>>>

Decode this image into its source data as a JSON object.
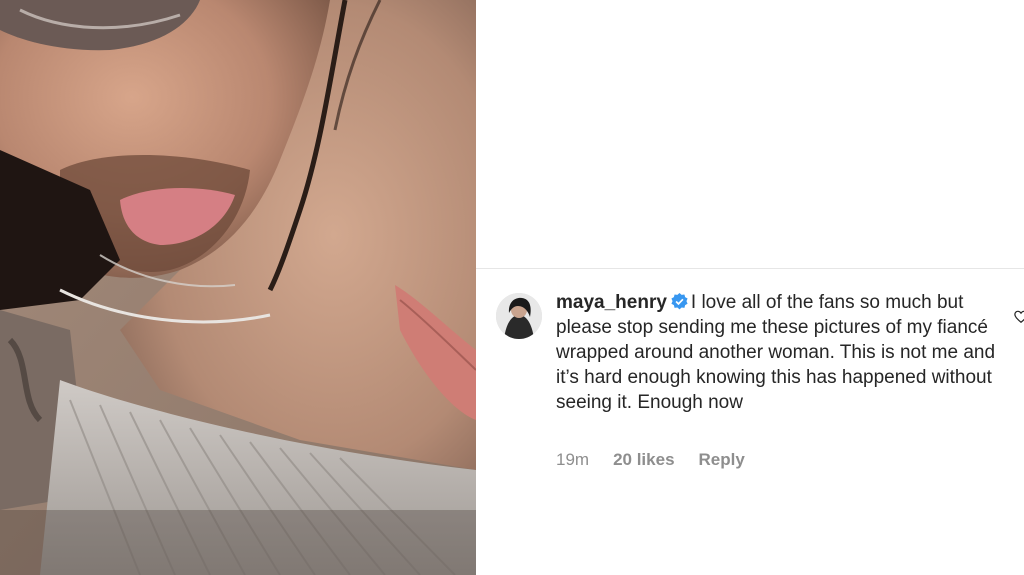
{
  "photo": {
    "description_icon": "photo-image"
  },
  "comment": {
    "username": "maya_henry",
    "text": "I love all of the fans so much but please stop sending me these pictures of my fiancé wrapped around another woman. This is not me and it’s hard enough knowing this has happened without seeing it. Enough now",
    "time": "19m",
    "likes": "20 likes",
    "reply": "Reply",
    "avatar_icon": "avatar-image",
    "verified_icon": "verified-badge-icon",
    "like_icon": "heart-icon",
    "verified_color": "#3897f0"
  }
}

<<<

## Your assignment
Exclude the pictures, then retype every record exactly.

## Written response
Decode this image into its source data as a JSON object.
{
  "photo": {
    "description_icon": "photo-image"
  },
  "comment": {
    "username": "maya_henry",
    "text": "I love all of the fans so much but please stop sending me these pictures of my fiancé wrapped around another woman. This is not me and it’s hard enough knowing this has happened without seeing it. Enough now",
    "time": "19m",
    "likes": "20 likes",
    "reply": "Reply",
    "avatar_icon": "avatar-image",
    "verified_icon": "verified-badge-icon",
    "like_icon": "heart-icon",
    "verified_color": "#3897f0"
  }
}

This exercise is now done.